I feel like conditions 1 and 2 imply 3, because a group homomorphism maps identity to identity.

Am I missing something? The proof of the lemma on that page uses condition 3 to assert that $1_F$ is not in the kernel of $\psi$, but I fail to see why this is not already implied by the first two conditions.

Finally, I would like to prove the lemma without the use of ideals. Could someone give me a hint as to how to show that the kernel of $\psi$ is trivial?

Consider the map $f:\Bbb R\to\Bbb R$ such that $f(x)=0$ for all $x\in\Bbb R$: $f$ satisfies (1) and (2) but not (3).

To prove that if $\psi:F\to K$ is a field homomorphism, then $\ker\psi$ is trivial, let $x\in F\setminus\{0_F\}$; we want to show that $\psi(x)\ne 0_K$. Suppose that it is, and consider $\psi(x\cdot x^{-1})$; on the one hand it’s $\psi(1_F)=1_K\ne 0_K$, but on the other hand it’s ... ?

• Thanks! I have a few more questions: 1. Are there other simple counterexamples for $\mathbb{R}\rightarrow\mathbb{R}$? What about for other fields? 2. I see that the first part of (3) is necessary, but what about the second part of (3)? I ask this because I have seen another definition of field homomorphism that omits it; moreover, this counterexample does not violate it. – angryavian Jul 8 '13 at 9:02
• @blf: You’re welcome. The second part of (3) follows from (1): $\psi(0_F)=\psi(0_F+0_F)=\psi(0_F)+\psi(0_F)$, and the only solution to $x+x=x$ in $K$ is $x=0_K$. For the first question, note that (1) implies that $\psi(1_F)$ satisfies $x^2=x$, or $x(x-1_K)=0_K$; this has only the solutions $x=0_K$ and $x=1_K$, so either $\psi$ is a field homomorphism, or it’s like my example and collapses everything to $0_K$. – Brian M. Scott Jul 8 '13 at 9:07
• Ah ok, so it is the existence of $0_K$ as an "extra" solution to $x^2 = x$ that makes it more complicated than an abelian group under multiplication. Thanks for the great explanations! – angryavian Jul 8 '13 at 9:20
• @blf: You’re welcome! – Brian M. Scott Jul 8 '13 at 9:21

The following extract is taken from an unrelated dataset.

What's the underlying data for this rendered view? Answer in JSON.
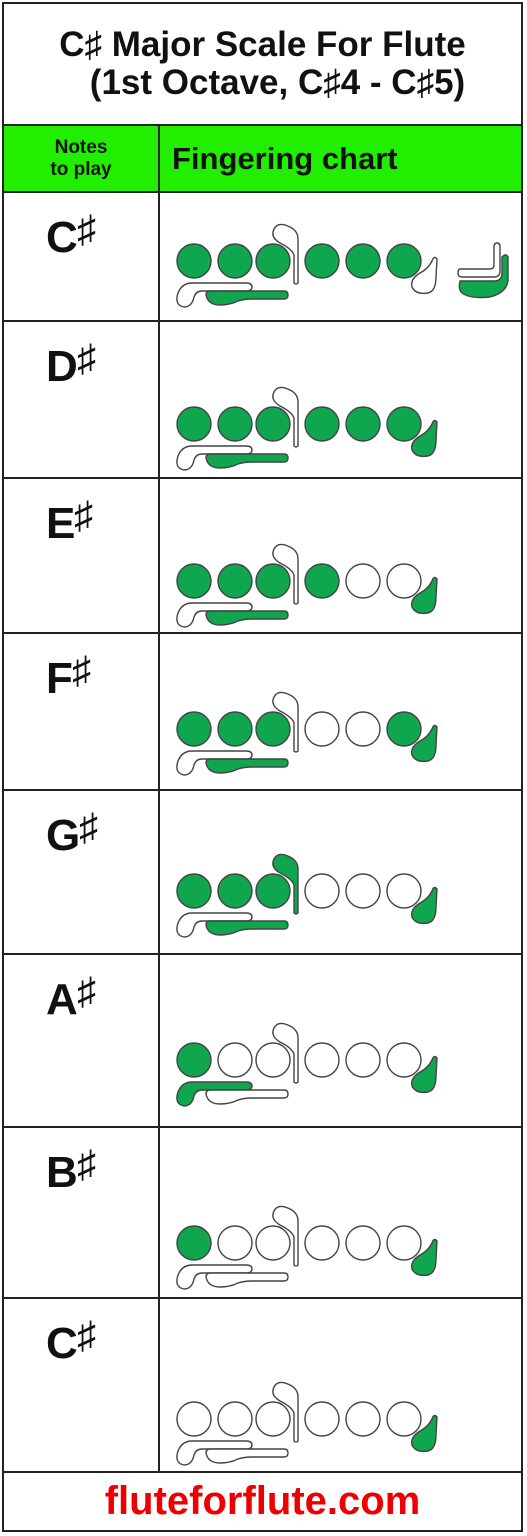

supposing that $\psi:F\to K$ has the property $\psi(a+_F b) = \psi(a)+_K \psi(b)$, consider $\psi(0_F) = \psi(0_F+_F 0_F) = \psi(0_F)+_K \psi(0_F)$, hence, $\psi(0_F) = 0_K$... That's what I see...

But as for this map $f(x) = 0$ for all $x\in\mathbb{R}$, it doesn't have the property $f(1) = 1$... or I don't unerstand something...

The kernel is trivial because if $f(a) = 0$ for some nonzero $a$, then $f(1) = f(aa^{-1}) = f(a)f(a^{-1}) = 0$ contradicting 3.